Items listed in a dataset
↓↓↓

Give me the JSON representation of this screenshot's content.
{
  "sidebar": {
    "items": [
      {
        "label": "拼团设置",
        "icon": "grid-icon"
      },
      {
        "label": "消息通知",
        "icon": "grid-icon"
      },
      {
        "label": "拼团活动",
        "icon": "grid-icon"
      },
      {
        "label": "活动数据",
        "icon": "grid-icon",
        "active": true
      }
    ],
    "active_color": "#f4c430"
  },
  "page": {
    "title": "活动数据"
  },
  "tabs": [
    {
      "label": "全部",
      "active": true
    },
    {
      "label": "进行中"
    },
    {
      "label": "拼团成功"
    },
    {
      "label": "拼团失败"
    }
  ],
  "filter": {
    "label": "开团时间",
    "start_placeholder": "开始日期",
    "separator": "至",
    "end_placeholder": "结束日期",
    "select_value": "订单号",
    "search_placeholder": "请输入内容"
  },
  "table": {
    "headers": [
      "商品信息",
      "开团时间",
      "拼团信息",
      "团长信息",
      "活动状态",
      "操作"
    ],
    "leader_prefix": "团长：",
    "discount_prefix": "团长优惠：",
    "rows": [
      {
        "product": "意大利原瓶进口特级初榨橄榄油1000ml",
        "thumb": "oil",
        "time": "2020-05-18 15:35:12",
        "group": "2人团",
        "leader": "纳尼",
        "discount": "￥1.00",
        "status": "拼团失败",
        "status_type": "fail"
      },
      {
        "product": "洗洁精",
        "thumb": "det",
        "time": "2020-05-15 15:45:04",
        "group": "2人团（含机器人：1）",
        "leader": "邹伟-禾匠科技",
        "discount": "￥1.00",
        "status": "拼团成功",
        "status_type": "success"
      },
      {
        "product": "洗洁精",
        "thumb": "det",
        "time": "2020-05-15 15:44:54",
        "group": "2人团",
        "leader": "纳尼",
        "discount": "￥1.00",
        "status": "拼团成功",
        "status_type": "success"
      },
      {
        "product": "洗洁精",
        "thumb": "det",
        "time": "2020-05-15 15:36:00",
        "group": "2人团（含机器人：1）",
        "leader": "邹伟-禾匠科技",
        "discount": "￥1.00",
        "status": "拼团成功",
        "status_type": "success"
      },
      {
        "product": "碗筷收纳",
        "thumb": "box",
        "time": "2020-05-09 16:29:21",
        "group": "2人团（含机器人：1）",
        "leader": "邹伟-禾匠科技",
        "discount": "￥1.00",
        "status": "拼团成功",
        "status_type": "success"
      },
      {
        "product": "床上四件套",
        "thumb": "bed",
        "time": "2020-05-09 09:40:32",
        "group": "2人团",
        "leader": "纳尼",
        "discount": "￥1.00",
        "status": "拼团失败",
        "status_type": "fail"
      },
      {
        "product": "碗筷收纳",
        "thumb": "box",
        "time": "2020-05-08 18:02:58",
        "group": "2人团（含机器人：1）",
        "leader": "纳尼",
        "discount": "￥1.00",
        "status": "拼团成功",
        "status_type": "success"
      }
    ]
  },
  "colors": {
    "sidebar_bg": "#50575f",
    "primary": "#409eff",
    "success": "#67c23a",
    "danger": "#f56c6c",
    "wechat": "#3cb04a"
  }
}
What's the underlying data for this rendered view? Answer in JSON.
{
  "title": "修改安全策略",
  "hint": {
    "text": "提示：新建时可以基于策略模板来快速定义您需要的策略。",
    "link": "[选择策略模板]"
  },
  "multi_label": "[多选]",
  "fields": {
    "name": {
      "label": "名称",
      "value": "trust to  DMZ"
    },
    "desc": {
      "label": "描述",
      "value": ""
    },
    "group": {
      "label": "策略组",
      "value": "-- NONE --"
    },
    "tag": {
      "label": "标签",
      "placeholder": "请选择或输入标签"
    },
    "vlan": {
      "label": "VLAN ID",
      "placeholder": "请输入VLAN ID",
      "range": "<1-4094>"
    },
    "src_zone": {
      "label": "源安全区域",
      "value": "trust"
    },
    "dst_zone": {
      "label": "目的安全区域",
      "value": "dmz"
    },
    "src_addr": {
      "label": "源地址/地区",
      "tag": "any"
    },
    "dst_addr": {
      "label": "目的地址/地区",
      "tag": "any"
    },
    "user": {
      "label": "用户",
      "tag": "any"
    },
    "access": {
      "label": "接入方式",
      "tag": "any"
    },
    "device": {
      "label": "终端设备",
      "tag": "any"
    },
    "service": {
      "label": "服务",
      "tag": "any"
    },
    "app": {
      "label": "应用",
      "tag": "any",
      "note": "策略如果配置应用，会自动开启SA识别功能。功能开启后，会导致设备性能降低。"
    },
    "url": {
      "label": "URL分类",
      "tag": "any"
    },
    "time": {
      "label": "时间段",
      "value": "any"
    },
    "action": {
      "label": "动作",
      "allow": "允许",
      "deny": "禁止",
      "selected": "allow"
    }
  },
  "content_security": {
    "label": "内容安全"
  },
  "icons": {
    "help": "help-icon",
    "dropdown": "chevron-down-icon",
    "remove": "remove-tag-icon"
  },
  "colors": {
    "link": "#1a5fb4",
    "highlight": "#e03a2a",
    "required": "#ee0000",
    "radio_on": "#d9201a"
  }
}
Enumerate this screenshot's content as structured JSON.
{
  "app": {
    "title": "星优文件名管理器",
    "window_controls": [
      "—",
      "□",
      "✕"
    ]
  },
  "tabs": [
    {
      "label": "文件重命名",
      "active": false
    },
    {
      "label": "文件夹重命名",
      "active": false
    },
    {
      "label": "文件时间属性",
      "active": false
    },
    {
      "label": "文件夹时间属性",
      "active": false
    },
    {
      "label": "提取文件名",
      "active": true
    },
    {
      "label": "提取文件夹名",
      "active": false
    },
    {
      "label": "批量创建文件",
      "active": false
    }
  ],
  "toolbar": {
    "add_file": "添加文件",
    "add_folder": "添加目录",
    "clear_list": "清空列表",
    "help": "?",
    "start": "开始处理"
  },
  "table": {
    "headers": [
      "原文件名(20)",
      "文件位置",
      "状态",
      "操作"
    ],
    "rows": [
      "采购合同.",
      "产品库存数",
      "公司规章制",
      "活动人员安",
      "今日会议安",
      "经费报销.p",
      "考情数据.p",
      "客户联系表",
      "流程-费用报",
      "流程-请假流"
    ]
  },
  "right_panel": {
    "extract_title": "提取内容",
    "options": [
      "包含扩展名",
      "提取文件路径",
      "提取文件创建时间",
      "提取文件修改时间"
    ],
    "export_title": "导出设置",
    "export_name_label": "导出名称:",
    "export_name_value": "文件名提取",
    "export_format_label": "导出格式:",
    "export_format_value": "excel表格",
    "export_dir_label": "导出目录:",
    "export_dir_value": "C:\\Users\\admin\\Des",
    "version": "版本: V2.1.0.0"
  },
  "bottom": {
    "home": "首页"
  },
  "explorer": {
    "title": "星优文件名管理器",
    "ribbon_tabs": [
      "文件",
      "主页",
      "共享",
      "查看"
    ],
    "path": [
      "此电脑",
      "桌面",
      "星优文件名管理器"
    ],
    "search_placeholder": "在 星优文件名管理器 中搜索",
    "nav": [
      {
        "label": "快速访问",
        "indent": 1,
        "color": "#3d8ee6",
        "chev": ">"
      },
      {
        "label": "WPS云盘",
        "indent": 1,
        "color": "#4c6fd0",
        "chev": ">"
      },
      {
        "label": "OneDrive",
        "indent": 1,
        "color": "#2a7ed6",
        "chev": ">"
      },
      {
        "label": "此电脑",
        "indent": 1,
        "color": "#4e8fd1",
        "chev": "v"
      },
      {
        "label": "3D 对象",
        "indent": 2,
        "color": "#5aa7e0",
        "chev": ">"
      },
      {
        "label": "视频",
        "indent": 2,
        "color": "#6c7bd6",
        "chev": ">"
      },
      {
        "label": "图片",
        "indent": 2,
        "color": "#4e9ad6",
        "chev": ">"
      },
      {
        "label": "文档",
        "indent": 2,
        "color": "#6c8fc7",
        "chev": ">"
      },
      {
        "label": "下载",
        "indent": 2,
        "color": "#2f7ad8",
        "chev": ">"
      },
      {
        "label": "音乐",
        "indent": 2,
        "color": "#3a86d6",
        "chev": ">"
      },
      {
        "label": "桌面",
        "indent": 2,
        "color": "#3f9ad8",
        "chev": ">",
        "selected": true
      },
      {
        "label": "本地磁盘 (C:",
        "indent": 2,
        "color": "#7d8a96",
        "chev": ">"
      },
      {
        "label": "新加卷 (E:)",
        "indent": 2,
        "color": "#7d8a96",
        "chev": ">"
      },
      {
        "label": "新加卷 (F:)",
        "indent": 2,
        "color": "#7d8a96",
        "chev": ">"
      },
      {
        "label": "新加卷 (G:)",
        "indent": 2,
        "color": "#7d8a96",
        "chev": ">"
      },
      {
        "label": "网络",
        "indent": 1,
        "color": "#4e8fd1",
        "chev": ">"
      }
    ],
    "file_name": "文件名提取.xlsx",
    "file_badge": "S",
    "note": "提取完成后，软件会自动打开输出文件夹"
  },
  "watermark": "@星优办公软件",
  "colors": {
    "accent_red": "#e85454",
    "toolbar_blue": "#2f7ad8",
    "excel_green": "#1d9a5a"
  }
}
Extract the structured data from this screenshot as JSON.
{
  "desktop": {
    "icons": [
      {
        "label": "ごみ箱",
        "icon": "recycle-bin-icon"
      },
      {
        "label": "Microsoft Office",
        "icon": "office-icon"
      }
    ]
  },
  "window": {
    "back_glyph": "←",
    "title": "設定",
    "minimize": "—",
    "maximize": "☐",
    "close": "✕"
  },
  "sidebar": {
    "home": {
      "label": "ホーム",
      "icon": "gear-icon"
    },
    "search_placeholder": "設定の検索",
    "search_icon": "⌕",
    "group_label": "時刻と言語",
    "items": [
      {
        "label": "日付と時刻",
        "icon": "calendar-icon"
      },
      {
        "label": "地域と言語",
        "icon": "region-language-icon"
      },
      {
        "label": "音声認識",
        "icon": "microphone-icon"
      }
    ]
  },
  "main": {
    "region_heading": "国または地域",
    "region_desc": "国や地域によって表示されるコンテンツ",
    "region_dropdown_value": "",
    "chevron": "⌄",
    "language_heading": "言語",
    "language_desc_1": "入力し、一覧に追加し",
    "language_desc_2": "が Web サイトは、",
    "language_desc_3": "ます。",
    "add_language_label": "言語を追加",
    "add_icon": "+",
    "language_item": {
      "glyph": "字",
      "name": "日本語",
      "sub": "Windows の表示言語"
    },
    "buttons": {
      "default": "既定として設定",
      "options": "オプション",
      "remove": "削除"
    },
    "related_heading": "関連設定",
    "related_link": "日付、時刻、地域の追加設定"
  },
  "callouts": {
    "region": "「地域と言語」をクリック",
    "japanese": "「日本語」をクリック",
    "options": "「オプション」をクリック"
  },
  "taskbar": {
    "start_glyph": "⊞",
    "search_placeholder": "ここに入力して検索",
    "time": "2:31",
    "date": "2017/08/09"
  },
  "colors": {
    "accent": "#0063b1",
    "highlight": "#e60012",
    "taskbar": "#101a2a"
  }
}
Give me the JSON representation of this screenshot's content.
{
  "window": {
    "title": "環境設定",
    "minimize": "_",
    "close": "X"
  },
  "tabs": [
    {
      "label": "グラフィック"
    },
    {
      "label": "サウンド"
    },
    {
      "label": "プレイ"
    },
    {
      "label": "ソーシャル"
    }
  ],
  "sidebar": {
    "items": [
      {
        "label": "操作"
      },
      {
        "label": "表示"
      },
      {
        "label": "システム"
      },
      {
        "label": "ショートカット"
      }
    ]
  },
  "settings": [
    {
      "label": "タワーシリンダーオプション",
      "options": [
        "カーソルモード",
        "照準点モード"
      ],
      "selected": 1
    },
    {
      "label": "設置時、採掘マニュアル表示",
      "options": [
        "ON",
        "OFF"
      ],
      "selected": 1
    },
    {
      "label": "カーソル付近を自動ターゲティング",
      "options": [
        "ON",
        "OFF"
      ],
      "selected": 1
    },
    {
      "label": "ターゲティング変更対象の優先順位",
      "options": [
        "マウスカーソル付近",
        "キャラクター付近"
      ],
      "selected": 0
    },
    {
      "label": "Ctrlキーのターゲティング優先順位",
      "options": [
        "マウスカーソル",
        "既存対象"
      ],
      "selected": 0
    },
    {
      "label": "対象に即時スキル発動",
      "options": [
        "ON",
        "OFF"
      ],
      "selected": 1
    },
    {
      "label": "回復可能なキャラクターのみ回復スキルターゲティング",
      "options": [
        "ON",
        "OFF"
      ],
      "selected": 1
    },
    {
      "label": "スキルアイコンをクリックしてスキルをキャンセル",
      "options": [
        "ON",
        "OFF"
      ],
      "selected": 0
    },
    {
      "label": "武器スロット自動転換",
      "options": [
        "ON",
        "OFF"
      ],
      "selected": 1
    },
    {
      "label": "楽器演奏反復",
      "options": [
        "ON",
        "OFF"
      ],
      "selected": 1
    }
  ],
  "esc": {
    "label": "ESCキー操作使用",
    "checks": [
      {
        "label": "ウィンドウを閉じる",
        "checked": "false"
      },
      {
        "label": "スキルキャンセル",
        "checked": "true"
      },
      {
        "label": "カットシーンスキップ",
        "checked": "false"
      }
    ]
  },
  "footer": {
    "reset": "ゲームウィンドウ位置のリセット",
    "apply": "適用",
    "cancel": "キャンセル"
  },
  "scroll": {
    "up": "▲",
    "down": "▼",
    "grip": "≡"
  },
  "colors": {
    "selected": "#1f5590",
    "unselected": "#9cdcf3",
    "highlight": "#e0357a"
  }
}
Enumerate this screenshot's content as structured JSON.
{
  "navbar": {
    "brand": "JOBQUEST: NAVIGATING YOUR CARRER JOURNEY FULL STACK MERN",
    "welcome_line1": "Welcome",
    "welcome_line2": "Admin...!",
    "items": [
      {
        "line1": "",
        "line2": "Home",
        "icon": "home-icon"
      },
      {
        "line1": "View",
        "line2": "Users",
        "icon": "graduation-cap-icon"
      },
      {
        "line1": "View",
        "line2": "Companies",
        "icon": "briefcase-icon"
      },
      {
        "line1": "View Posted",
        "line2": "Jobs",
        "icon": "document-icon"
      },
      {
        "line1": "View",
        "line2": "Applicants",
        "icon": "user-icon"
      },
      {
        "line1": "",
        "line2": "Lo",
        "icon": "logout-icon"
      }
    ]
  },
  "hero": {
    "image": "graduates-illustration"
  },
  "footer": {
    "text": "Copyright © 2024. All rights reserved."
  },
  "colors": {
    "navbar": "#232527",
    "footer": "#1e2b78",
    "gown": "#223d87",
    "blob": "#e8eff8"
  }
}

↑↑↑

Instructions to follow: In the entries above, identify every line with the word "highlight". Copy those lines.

Task response:
    "highlight": "#e03a2a",
    "highlight": "#e60012",
    "highlight": "#e0357a"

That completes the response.